Work order: Even where a line looks wrong, copy it exactly and include every entry.

[Start of Attachment]

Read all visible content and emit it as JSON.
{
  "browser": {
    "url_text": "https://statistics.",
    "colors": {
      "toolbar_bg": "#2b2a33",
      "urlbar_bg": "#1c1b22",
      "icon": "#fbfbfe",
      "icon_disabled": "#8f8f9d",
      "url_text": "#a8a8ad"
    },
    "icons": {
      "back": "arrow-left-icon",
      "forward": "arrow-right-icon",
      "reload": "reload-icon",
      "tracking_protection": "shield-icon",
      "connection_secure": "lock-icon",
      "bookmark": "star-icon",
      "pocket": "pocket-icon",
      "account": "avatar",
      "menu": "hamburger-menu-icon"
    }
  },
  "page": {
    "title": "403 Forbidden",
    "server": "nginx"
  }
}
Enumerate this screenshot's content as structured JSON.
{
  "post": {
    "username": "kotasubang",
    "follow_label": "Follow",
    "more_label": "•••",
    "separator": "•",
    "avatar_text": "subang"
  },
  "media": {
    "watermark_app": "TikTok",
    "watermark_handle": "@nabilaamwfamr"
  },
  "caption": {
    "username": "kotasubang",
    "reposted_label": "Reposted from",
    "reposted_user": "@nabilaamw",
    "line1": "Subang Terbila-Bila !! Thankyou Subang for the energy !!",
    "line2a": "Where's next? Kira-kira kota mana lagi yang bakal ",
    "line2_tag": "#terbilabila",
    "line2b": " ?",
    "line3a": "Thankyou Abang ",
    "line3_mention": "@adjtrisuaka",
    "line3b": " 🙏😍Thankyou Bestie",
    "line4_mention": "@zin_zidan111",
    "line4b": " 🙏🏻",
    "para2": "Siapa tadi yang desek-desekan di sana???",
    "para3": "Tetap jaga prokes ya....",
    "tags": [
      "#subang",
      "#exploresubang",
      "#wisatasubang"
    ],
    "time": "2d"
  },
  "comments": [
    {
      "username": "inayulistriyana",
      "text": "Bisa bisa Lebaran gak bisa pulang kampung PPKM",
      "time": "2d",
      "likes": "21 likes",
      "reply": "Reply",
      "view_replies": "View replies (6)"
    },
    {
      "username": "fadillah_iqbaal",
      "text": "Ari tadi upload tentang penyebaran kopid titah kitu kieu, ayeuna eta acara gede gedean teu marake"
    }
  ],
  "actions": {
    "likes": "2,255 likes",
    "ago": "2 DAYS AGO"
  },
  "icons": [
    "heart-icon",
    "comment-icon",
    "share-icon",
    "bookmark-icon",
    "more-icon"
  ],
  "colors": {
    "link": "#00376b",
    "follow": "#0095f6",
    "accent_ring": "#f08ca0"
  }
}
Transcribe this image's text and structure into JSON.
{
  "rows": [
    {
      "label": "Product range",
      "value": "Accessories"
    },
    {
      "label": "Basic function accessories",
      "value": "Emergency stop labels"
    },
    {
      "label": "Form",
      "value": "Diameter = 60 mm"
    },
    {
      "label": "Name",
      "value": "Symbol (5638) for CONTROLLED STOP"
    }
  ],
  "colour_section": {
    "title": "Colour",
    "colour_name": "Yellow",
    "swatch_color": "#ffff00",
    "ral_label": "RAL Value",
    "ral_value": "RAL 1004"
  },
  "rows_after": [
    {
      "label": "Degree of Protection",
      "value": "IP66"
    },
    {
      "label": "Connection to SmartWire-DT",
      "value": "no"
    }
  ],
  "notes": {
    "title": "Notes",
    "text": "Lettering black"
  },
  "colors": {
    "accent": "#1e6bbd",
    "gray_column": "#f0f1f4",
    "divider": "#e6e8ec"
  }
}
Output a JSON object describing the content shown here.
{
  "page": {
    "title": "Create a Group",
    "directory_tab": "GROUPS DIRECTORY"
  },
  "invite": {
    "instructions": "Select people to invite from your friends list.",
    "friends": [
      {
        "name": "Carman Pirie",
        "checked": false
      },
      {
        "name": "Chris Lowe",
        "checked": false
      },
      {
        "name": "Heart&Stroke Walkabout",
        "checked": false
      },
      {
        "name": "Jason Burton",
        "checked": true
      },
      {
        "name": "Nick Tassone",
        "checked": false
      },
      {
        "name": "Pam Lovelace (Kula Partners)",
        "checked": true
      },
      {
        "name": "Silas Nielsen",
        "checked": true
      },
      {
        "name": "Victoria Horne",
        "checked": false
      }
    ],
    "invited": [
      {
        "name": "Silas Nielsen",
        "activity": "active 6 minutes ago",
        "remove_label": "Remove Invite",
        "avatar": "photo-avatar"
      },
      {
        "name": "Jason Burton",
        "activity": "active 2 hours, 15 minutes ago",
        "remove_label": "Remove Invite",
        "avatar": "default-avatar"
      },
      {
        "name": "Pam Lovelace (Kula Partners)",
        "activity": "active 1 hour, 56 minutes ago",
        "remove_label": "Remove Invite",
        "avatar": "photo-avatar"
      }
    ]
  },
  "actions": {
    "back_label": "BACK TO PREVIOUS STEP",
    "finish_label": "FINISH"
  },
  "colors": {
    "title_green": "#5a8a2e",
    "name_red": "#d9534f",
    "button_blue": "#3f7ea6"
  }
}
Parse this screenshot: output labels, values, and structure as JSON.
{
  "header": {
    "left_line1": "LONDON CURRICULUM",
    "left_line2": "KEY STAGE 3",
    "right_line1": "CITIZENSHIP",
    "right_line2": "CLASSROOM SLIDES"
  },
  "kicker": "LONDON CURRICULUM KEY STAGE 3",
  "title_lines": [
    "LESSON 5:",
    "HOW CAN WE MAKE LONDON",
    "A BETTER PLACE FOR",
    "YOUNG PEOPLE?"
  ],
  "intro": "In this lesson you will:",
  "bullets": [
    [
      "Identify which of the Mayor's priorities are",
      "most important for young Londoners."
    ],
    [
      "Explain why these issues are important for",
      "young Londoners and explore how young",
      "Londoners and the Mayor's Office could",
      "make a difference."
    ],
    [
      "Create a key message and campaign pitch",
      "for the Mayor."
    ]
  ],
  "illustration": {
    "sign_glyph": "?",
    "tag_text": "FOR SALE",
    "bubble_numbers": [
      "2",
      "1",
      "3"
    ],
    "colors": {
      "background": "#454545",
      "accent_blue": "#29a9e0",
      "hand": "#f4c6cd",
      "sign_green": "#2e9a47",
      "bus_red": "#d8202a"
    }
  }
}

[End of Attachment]

Result for this exercise:
Read all visible content and emit it as JSON.
{
  "browser": {
    "url_text": "https://statistics.",
    "colors": {
      "toolbar_bg": "#2b2a33",
      "urlbar_bg": "#1c1b22",
      "icon": "#fbfbfe",
      "icon_disabled": "#8f8f9d",
      "url_text": "#a8a8ad"
    },
    "icons": {
      "back": "arrow-left-icon",
      "forward": "arrow-right-icon",
      "reload": "reload-icon",
      "tracking_protection": "shield-icon",
      "connection_secure": "lock-icon",
      "bookmark": "star-icon",
      "pocket": "pocket-icon",
      "account": "avatar",
      "menu": "hamburger-menu-icon"
    }
  },
  "page": {
    "title": "403 Forbidden",
    "server": "nginx"
  }
}
Enumerate this screenshot's content as structured JSON.
{
  "post": {
    "username": "kotasubang",
    "follow_label": "Follow",
    "more_label": "•••",
    "separator": "•",
    "avatar_text": "subang"
  },
  "media": {
    "watermark_app": "TikTok",
    "watermark_handle": "@nabilaamwfamr"
  },
  "caption": {
    "username": "kotasubang",
    "reposted_label": "Reposted from",
    "reposted_user": "@nabilaamw",
    "line1": "Subang Terbila-Bila !! Thankyou Subang for the energy !!",
    "line2a": "Where's next? Kira-kira kota mana lagi yang bakal ",
    "line2_tag": "#terbilabila",
    "line2b": " ?",
    "line3a": "Thankyou Abang ",
    "line3_mention": "@adjtrisuaka",
    "line3b": " 🙏😍Thankyou Bestie",
    "line4_mention": "@zin_zidan111",
    "line4b": " 🙏🏻",
    "para2": "Siapa tadi yang desek-desekan di sana???",
    "para3": "Tetap jaga prokes ya....",
    "tags": [
      "#subang",
      "#exploresubang",
      "#wisatasubang"
    ],
    "time": "2d"
  },
  "comments": [
    {
      "username": "inayulistriyana",
      "text": "Bisa bisa Lebaran gak bisa pulang kampung PPKM",
      "time": "2d",
      "likes": "21 likes",
      "reply": "Reply",
      "view_replies": "View replies (6)"
    },
    {
      "username": "fadillah_iqbaal",
      "text": "Ari tadi upload tentang penyebaran kopid titah kitu kieu, ayeuna eta acara gede gedean teu marake"
    }
  ],
  "actions": {
    "likes": "2,255 likes",
    "ago": "2 DAYS AGO"
  },
  "icons": [
    "heart-icon",
    "comment-icon",
    "share-icon",
    "bookmark-icon",
    "more-icon"
  ],
  "colors": {
    "link": "#00376b",
    "follow": "#0095f6",
    "accent_ring": "#f08ca0"
  }
}
Transcribe this image's text and structure into JSON.
{
  "rows": [
    {
      "label": "Product range",
      "value": "Accessories"
    },
    {
      "label": "Basic function accessories",
      "value": "Emergency stop labels"
    },
    {
      "label": "Form",
      "value": "Diameter = 60 mm"
    },
    {
      "label": "Name",
      "value": "Symbol (5638) for CONTROLLED STOP"
    }
  ],
  "colour_section": {
    "title": "Colour",
    "colour_name": "Yellow",
    "swatch_color": "#ffff00",
    "ral_label": "RAL Value",
    "ral_value": "RAL 1004"
  },
  "rows_after": [
    {
      "label": "Degree of Protection",
      "value": "IP66"
    },
    {
      "label": "Connection to SmartWire-DT",
      "value": "no"
    }
  ],
  "notes": {
    "title": "Notes",
    "text": "Lettering black"
  },
  "colors": {
    "accent": "#1e6bbd",
    "gray_column": "#f0f1f4",
    "divider": "#e6e8ec"
  }
}
Output a JSON object describing the content shown here.
{
  "page": {
    "title": "Create a Group",
    "directory_tab": "GROUPS DIRECTORY"
  },
  "invite": {
    "instructions": "Select people to invite from your friends list.",
    "friends": [
      {
        "name": "Carman Pirie",
        "checked": false
      },
      {
        "name": "Chris Lowe",
        "checked": false
      },
      {
        "name": "Heart&Stroke Walkabout",
        "checked": false
      },
      {
        "name": "Jason Burton",
        "checked": true
      },
      {
        "name": "Nick Tassone",
        "checked": false
      },
      {
        "name": "Pam Lovelace (Kula Partners)",
        "checked": true
      },
      {
        "name": "Silas Nielsen",
        "checked": true
      },
      {
        "name": "Victoria Horne",
        "checked": false
      }
    ],
    "invited": [
      {
        "name": "Silas Nielsen",
        "activity": "active 6 minutes ago",
        "remove_label": "Remove Invite",
        "avatar": "photo-avatar"
      },
      {
        "name": "Jason Burton",
        "activity": "active 2 hours, 15 minutes ago",
        "remove_label": "Remove Invite",
        "avatar": "default-avatar"
      },
      {
        "name": "Pam Lovelace (Kula Partners)",
        "activity": "active 1 hour, 56 minutes ago",
        "remove_label": "Remove Invite",
        "avatar": "photo-avatar"
      }
    ]
  },
  "actions": {
    "back_label": "BACK TO PREVIOUS STEP",
    "finish_label": "FINISH"
  },
  "colors": {
    "title_green": "#5a8a2e",
    "name_red": "#d9534f",
    "button_blue": "#3f7ea6"
  }
}
Parse this screenshot: output labels, values, and structure as JSON.
{
  "header": {
    "left_line1": "LONDON CURRICULUM",
    "left_line2": "KEY STAGE 3",
    "right_line1": "CITIZENSHIP",
    "right_line2": "CLASSROOM SLIDES"
  },
  "kicker": "LONDON CURRICULUM KEY STAGE 3",
  "title_lines": [
    "LESSON 5:",
    "HOW CAN WE MAKE LONDON",
    "A BETTER PLACE FOR",
    "YOUNG PEOPLE?"
  ],
  "intro": "In this lesson you will:",
  "bullets": [
    [
      "Identify which of the Mayor's priorities are",
      "most important for young Londoners."
    ],
    [
      "Explain why these issues are important for",
      "young Londoners and explore how young",
      "Londoners and the Mayor's Office could",
      "make a difference."
    ],
    [
      "Create a key message and campaign pitch",
      "for the Mayor."
    ]
  ],
  "illustration": {
    "sign_glyph": "?",
    "tag_text": "FOR SALE",
    "bubble_numbers": [
      "2",
      "1",
      "3"
    ],
    "colors": {
      "background": "#454545",
      "accent_blue": "#29a9e0",
      "hand": "#f4c6cd",
      "sign_green": "#2e9a47",
      "bus_red": "#d8202a"
    }
  }
}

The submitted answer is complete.